**Material for the task**
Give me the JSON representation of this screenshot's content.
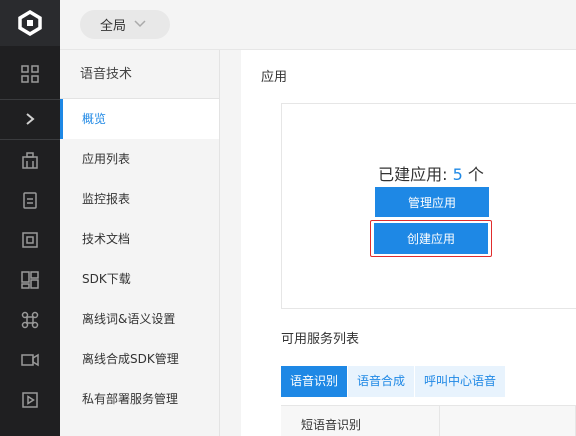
{
  "rail": {
    "icons": [
      "logo-icon",
      "grid-icon",
      "chevron-right-icon",
      "building-icon",
      "clipboard-icon",
      "frame-icon",
      "dashboard-icon",
      "command-icon",
      "video-icon",
      "play-icon"
    ]
  },
  "topbar": {
    "scope_label": "全局"
  },
  "subnav": {
    "title": "语音技术",
    "items": [
      {
        "label": "概览"
      },
      {
        "label": "应用列表"
      },
      {
        "label": "监控报表"
      },
      {
        "label": "技术文档"
      },
      {
        "label": "SDK下载"
      },
      {
        "label": "离线词&语义设置"
      },
      {
        "label": "离线合成SDK管理"
      },
      {
        "label": "私有部署服务管理"
      }
    ]
  },
  "main": {
    "section_title": "应用",
    "created_prefix": "已建应用:",
    "created_count": "5",
    "created_unit": "个",
    "manage_button": "管理应用",
    "create_button": "创建应用",
    "services_title": "可用服务列表",
    "tabs": [
      "语音识别",
      "语音合成",
      "呼叫中心语音"
    ],
    "table_first_cell": "短语音识别"
  },
  "colors": {
    "accent": "#1e88e5",
    "highlight_border": "#e02d2d",
    "rail_bg": "#1f1f21"
  }
}
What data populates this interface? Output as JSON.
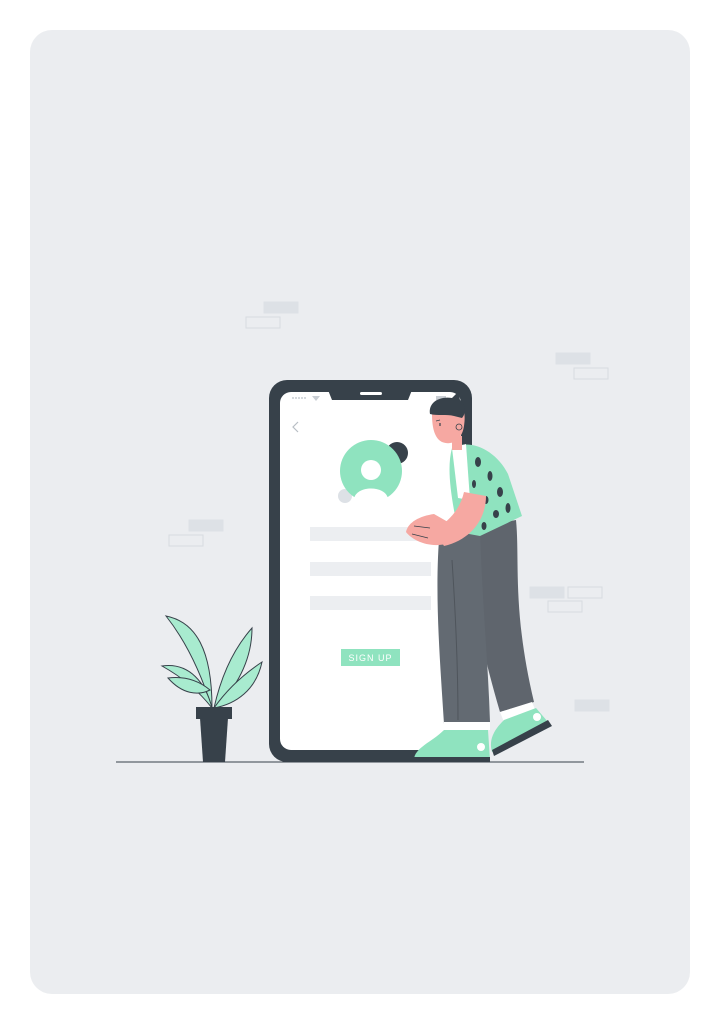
{
  "signup": {
    "label": "SIGN UP"
  },
  "colors": {
    "background": "#ebedf0",
    "phone_frame": "#37414a",
    "screen": "#ffffff",
    "accent": "#8fe3bf",
    "field": "#eceef1"
  }
}
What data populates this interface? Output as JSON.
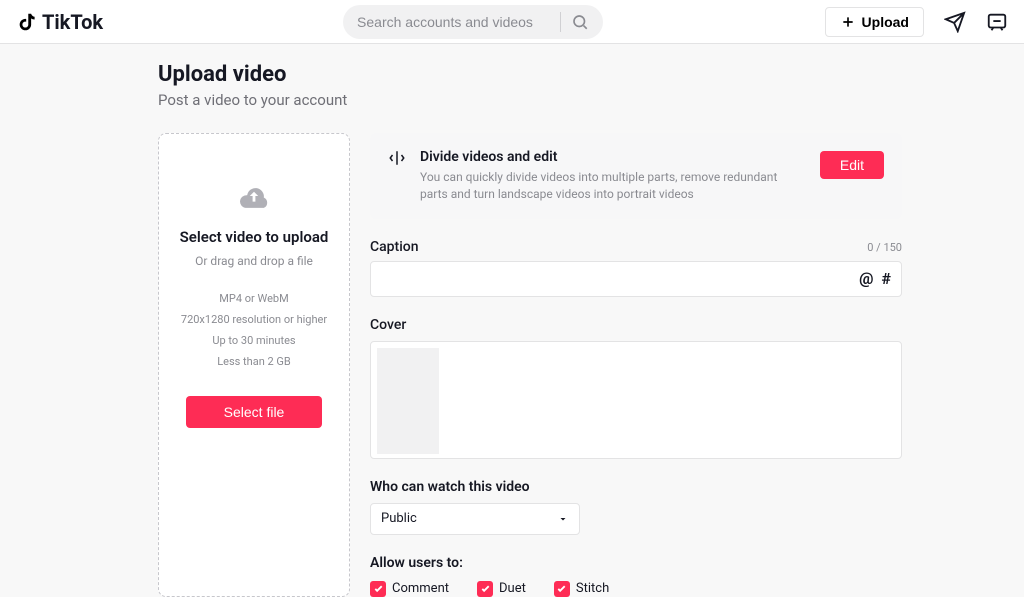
{
  "header": {
    "brand": "TikTok",
    "search_placeholder": "Search accounts and videos",
    "upload_label": "Upload"
  },
  "page": {
    "title": "Upload video",
    "subtitle": "Post a video to your account"
  },
  "upload_box": {
    "title": "Select video to upload",
    "subtitle": "Or drag and drop a file",
    "hints": {
      "format": "MP4 or WebM",
      "resolution": "720x1280 resolution or higher",
      "duration": "Up to 30 minutes",
      "size": "Less than 2 GB"
    },
    "button": "Select file"
  },
  "divide": {
    "title": "Divide videos and edit",
    "description": "You can quickly divide videos into multiple parts, remove redundant parts and turn landscape videos into portrait videos",
    "button": "Edit"
  },
  "caption": {
    "label": "Caption",
    "count": "0 / 150",
    "value": "",
    "at": "@",
    "hash": "#"
  },
  "cover": {
    "label": "Cover"
  },
  "privacy": {
    "label": "Who can watch this video",
    "selected": "Public"
  },
  "allow": {
    "label": "Allow users to:",
    "options": {
      "comment": "Comment",
      "duet": "Duet",
      "stitch": "Stitch"
    }
  }
}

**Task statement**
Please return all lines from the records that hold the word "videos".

**Written answer**
    "search_placeholder": "Search accounts and videos",
    "title": "Divide videos and edit",
    "description": "You can quickly divide videos into multiple parts, remove redundant parts and turn landscape videos into portrait videos",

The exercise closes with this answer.